View the ABI highlights in greater detail, after the break…

Video: Glithero / Design Miami


Glithero are a progressive London-based practice made up of designers, Tim Simpson and Sarah van Gameren, who met and studied at the Royal College of Art. Their latest work, entitled ‘Lost Time’, was recently unveiled at Design . Created in collaboration with Perrier-Jouët, the installation takes inspiration from the Art Nouveau movement and a trip to the Champagne region of France, where they were invited into the Perrier-Jouet cellars in Epernay. In the past year Glithero has presented solo shows in London, Paris and Rotterdam, as well as exhibitions in Milan, Berlin and Basel. In 2011 the studio was shortlisted for the Brit Insurance Award and the Dutch Design Awards. Filming the installation, we gain an insight into its creation and into Glithero’s design ethos.

Despite Controversy, Michael Maltzan Architecture’s “Lens” Will Go On

Courtesy of Michael Maltzan Architecture

Despite petitions and pending lawsuits, the St. Petersburg City Council declared last night that Michael Maltzan Architecture‘s $50 million re-design of the city  will go on.

The project, known as “The Lens,” has hit speed-bumps due to local dissidents, who have been vocally wary of the new Pier’s price-tag/design and have called for a voter referendum. However, the architects have been sensitive to the process; since first winning the competition in January (beating out BIG and West 8), the firm has taken part in local workshops to get community input, making some significant changes to the original design.

After receiving local criticism that the Pier include more things “to do” and more shading, the firm has adjusted the design to include two restaurants, shaded balconies, and – in order to improve access – a road that can support service vehicles and a tram. Most noticeably, the plan for an underwater reef garden, the signature feature which gave the project its name, has had to be scratched: scientists have determined that a reef garden would be unrealistic with Tampa Bay’s dark water.

Last night’s 7-1 vote determined that the project will now receive funding in smaller, pre-approved increments in order to safeguard against potential legal complications. However, no mater the outcome, the closure and the demolition of the current Pier will take place between May and August 2013; if all goes to plan for Michael Maltzan Architecture, “The Lens” will open in summer 2015.

See updated Renderings for “The Lens,” and a really cool video, after the break…

Pinterest Round Up of Our Favorite Nap Time Retreats

Four-cornered Villa / Avanto Architects © Kuvio

If there is one thing that will make you crave a nap, it’s a feast.
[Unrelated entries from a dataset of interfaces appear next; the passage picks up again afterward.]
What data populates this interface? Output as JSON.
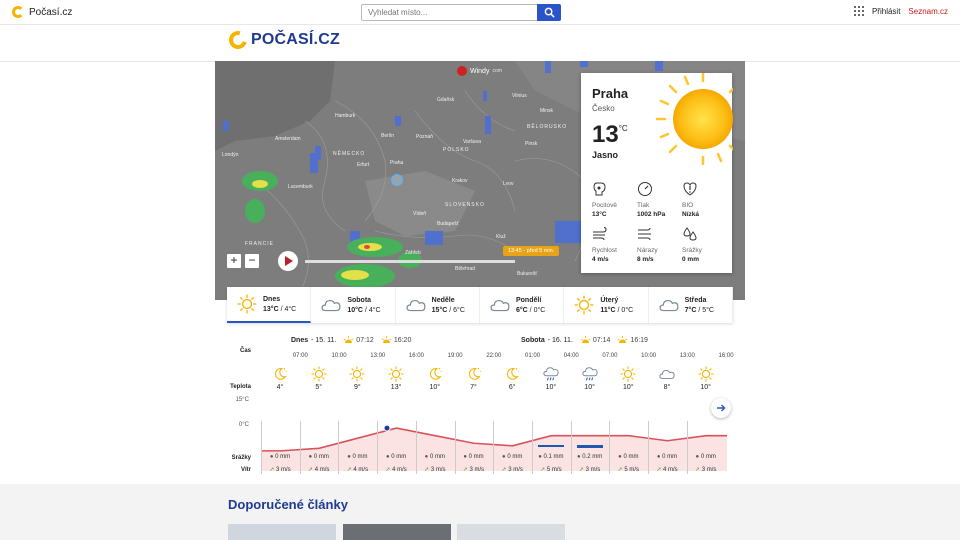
{
  "topbar": {
    "logo_text": "Počasí.cz",
    "search_placeholder": "Vyhledat místo...",
    "login_label": "Přihlásit",
    "seznam_label": "Seznam.cz"
  },
  "brand": {
    "text": "POČASÍ.CZ"
  },
  "map": {
    "provider": "Windy",
    "provider_suffix": "com",
    "timestamp": "13:45 - před 5 min.",
    "zoom_in": "+",
    "zoom_out": "−",
    "cities": [
      "Hamburk",
      "Berlín",
      "Poznaň",
      "Gdaňsk",
      "Vilnius",
      "Minsk",
      "Amsterdam",
      "Londýn",
      "Lucemburk",
      "Erfurt",
      "Praha",
      "Varšava",
      "Pinsk",
      "Krakov",
      "Lvov",
      "Vídeň",
      "Budapešť",
      "Kluž",
      "Záhřeb",
      "Bělehrad",
      "Bukurešť",
      "NĚMECKO",
      "POLSKO",
      "BĚLORUSKO",
      "FRANCIE",
      "SLOVENSKO"
    ]
  },
  "current": {
    "city": "Praha",
    "country": "Česko",
    "temp": "13",
    "unit": "°C",
    "condition": "Jasno",
    "stats": [
      {
        "label": "Pocitově",
        "value": "13°C",
        "icon": "feels-like-icon"
      },
      {
        "label": "Tlak",
        "value": "1002 hPa",
        "icon": "pressure-gauge-icon"
      },
      {
        "label": "BIO",
        "value": "Nízká",
        "icon": "bio-icon"
      },
      {
        "label": "Rychlost",
        "value": "4 m/s",
        "icon": "wind-speed-icon"
      },
      {
        "label": "Nárazy",
        "value": "8 m/s",
        "icon": "wind-gust-icon"
      },
      {
        "label": "Srážky",
        "value": "0 mm",
        "icon": "precipitation-icon"
      }
    ]
  },
  "days": [
    {
      "name": "Dnes",
      "max": "13°C",
      "min": "4°C",
      "icon": "sun-icon"
    },
    {
      "name": "Sobota",
      "max": "10°C",
      "min": "4°C",
      "icon": "cloud-icon"
    },
    {
      "name": "Neděle",
      "max": "15°C",
      "min": "6°C",
      "icon": "cloud-icon"
    },
    {
      "name": "Pondělí",
      "max": "6°C",
      "min": "0°C",
      "icon": "cloud-icon"
    },
    {
      "name": "Úterý",
      "max": "11°C",
      "min": "0°C",
      "icon": "sun-icon"
    },
    {
      "name": "Středa",
      "max": "7°C",
      "min": "5°C",
      "icon": "cloud-icon"
    }
  ],
  "forecast": {
    "row_labels": {
      "time": "Čas",
      "temp": "Teplota",
      "rain": "Srážky",
      "wind": "Vítr"
    },
    "scale_high": "15°C",
    "scale_low": "0°C",
    "date1": {
      "label": "Dnes",
      "date": "- 15. 11.",
      "sunrise": "07:12",
      "sunset": "16:20"
    },
    "date2": {
      "label": "Sobota",
      "date": "- 16. 11.",
      "sunrise": "07:14",
      "sunset": "16:19"
    },
    "hours": [
      "07:00",
      "10:00",
      "13:00",
      "16:00",
      "19:00",
      "22:00",
      "01:00",
      "04:00",
      "07:00",
      "10:00",
      "13:00",
      "16:00"
    ],
    "columns": [
      {
        "icon": "moon-icon",
        "temp": "4°",
        "rain": "0 mm",
        "wind": "3 m/s",
        "rain_mm": 0,
        "temp_c": 4
      },
      {
        "icon": "sun-icon",
        "temp": "5°",
        "rain": "0 mm",
        "wind": "4 m/s",
        "rain_mm": 0,
        "temp_c": 5
      },
      {
        "icon": "sun-icon",
        "temp": "9°",
        "rain": "0 mm",
        "wind": "4 m/s",
        "rain_mm": 0,
        "temp_c": 9
      },
      {
        "icon": "sun-icon",
        "temp": "13°",
        "rain": "0 mm",
        "wind": "4 m/s",
        "rain_mm": 0,
        "temp_c": 13
      },
      {
        "icon": "moon-icon",
        "temp": "10°",
        "rain": "0 mm",
        "wind": "3 m/s",
        "rain_mm": 0,
        "temp_c": 10
      },
      {
        "icon": "moon-icon",
        "temp": "7°",
        "rain": "0 mm",
        "wind": "3 m/s",
        "rain_mm": 0,
        "temp_c": 7
      },
      {
        "icon": "moon-icon",
        "temp": "6°",
        "rain": "0 mm",
        "wind": "3 m/s",
        "rain_mm": 0,
        "temp_c": 6
      },
      {
        "icon": "rain-icon",
        "temp": "10°",
        "rain": "0.1 mm",
        "wind": "5 m/s",
        "rain_mm": 0.1,
        "temp_c": 10
      },
      {
        "icon": "rain-icon",
        "temp": "10°",
        "rain": "0.2 mm",
        "wind": "3 m/s",
        "rain_mm": 0.2,
        "temp_c": 10
      },
      {
        "icon": "sun-icon",
        "temp": "10°",
        "rain": "0 mm",
        "wind": "5 m/s",
        "rain_mm": 0,
        "temp_c": 10
      },
      {
        "icon": "cloud-icon",
        "temp": "8°",
        "rain": "0 mm",
        "wind": "4 m/s",
        "rain_mm": 0,
        "temp_c": 8
      },
      {
        "icon": "sun-icon",
        "temp": "10°",
        "rain": "0 mm",
        "wind": "3 m/s",
        "rain_mm": 0,
        "temp_c": 10
      }
    ]
  },
  "articles": {
    "title": "Doporučené články"
  }
}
To help you through the post-meal hangover, we have complied some images of our favorite nap time retreats from Pinterest. Relax, enjoy and thank you for being an ArchDaily reader.

Continue after the break for all the images…

“Ai Weiwei: According to What?”

, Cube Light, 2008. Photo: Cathy Carver.

“Cube Light” has made it’s debut in Washington D.C. at the Smithsonian’s , along with collection of Ai Weiwei most famous works in the retrospective “Ai Weiwei: According to What?”. Although one of China’s most prolific and provocative contemporary artists, Weiwei is best known in the world of architecture for his work with Herzog & de Meuron on Beijing’s famous “Bird’s Nest” and, most recently, the 2012 Serpentine Gallery Pavilion.

More images and information after the break…